I have a little girl called Harper, named after you know who. But I haven’t read Go Set A Watchman. I haven’t even read the first chapter of Go Set A Watchman. I will probably read the book, but there are many books to read, and it’ll be something I do one day, when the opportunity arises. The only real impact GSAW has had on me has been many conversations with people who know I have a daughter named ‘Harper’. Which, in turn, has made me think about the flip side of having a longstanding relationship with a book, that being: the relationship, much like any longstanding relationship, changes.

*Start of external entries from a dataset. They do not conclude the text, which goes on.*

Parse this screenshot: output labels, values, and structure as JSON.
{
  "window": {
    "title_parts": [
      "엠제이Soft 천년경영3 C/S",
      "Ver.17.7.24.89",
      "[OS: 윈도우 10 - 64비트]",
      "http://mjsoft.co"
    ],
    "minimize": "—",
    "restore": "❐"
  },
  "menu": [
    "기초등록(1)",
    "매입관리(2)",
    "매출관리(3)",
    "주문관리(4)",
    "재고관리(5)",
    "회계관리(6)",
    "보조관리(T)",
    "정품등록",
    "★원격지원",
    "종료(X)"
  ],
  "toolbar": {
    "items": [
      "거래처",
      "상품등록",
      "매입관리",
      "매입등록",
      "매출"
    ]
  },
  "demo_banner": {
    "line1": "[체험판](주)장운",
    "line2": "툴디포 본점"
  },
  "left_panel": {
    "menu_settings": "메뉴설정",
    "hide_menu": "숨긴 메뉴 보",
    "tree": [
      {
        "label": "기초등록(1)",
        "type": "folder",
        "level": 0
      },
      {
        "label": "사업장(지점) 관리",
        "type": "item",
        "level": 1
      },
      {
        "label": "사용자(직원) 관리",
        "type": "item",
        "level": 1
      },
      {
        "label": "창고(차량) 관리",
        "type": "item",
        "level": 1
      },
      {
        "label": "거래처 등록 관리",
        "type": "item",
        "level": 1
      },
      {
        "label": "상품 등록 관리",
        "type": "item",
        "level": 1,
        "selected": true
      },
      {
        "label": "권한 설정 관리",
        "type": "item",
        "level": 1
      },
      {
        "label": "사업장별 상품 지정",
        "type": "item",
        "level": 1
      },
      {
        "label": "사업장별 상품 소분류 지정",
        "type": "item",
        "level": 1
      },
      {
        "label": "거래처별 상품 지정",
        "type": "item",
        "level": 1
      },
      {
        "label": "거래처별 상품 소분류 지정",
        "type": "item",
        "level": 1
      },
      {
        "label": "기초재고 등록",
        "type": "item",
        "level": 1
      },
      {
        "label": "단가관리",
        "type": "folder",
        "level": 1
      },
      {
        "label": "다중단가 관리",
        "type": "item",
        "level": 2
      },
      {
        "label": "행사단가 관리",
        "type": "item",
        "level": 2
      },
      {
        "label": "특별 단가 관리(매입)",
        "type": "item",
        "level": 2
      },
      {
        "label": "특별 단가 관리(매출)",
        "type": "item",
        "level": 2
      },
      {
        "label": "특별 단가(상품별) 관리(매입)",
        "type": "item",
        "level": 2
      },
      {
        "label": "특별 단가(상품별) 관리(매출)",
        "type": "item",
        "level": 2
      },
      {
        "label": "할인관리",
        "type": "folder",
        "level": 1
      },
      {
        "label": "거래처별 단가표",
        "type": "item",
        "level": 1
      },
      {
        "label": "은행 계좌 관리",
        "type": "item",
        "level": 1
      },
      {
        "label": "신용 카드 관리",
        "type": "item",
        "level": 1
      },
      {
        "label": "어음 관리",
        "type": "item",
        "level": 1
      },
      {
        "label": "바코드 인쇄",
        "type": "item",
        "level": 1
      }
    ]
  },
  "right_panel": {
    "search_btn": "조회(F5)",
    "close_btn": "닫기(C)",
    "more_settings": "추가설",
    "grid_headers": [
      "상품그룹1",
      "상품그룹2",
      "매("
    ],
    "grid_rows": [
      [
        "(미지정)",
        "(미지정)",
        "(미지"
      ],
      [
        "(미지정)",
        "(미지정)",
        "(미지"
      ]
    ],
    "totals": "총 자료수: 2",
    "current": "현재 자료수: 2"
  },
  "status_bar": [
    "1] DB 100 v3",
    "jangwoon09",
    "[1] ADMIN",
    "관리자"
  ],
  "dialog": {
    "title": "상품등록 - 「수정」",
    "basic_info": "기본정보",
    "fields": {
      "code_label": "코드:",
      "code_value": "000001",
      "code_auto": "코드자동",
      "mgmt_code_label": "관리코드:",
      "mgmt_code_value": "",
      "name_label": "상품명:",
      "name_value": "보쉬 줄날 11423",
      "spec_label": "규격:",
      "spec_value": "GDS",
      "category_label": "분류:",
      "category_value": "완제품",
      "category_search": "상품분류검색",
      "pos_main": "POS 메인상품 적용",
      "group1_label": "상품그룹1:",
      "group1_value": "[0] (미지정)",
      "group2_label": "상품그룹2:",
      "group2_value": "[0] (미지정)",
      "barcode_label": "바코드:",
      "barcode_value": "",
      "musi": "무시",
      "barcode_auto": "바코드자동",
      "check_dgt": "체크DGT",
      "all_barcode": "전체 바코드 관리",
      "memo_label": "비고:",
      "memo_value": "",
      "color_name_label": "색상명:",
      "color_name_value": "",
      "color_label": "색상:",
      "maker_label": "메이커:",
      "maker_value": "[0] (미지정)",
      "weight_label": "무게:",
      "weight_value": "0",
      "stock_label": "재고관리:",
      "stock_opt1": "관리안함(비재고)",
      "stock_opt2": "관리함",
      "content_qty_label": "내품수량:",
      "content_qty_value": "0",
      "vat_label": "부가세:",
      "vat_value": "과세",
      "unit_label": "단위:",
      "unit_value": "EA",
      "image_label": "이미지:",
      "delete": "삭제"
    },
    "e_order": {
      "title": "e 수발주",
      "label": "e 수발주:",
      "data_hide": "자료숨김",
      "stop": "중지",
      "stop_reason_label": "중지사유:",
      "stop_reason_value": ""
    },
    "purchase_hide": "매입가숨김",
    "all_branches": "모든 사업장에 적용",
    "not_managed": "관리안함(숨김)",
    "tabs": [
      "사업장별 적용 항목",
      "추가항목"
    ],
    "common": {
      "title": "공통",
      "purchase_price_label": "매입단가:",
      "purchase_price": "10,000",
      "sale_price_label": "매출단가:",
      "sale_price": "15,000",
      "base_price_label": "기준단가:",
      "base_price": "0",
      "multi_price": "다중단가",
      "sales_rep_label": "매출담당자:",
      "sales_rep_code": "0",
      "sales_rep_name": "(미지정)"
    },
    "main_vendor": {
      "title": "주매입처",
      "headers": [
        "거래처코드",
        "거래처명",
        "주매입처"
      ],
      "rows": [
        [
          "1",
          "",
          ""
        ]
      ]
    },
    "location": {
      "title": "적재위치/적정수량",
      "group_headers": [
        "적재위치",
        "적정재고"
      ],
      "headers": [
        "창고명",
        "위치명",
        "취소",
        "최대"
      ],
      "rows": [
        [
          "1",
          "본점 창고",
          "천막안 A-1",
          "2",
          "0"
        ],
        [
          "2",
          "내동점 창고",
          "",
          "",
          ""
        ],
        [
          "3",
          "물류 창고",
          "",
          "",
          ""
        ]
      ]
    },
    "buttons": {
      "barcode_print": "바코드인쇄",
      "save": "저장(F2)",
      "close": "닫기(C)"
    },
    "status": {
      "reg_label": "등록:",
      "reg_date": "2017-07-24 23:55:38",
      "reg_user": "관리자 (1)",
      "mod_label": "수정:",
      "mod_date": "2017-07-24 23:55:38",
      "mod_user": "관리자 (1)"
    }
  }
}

Here’s the thing: I love Harper Lee’s VOICE. In TKAM, I think it’s perfect. I’ve never even seen the movie because to do so would mean I’m somehow disloyal to that voice. For me, the magic in TKAM is primarily to do with the way Harper Lee captures the innate free thinking/wtf bewilderment of childhood. I also like the idea of Boo Radley’s character, and get a bit wistful for a father-daughter relationship like the one portrayed between Scout and Atticus, but I stopped thinking about TKAM as a story linked with social change well before my daughter was born. TKAM, to me, is a book that makes white people aspire to be better, or maybe just to feel better. Nothing wrong with the former, but let’s call it for what it is.
Basically, TKAM cannot enable you to do what Atticus himself suggests:
You never really understand a person until you consider things from his point of view — until you climb into his skin and walk around in it.
With that in mind, if you haven’t already, I’d highly recommend reading Maya Angelou. You could start with I Know Why The Caged Bird Sings. In some ways it’s kind of a mirror book to TKAM. Just as beautifully written, but one with a totally different perspective on what it means to be heroic.
She stood another whole song through and then opened the screen door to look down on me crying in rage. She looked until I looked up. Her face was a brown moon that shone on me. She was beautiful. Something had happened out there, which I couldn’t completely understand, but I could see that she was happy. Then she bent down and touched me as mothers of the church “lay hands on the sick and afflicted” and I quieted.
It was brutal to be young and already trained to sit quietly and listen to charges brought against my color with no chance of defense.
I say, Preach it.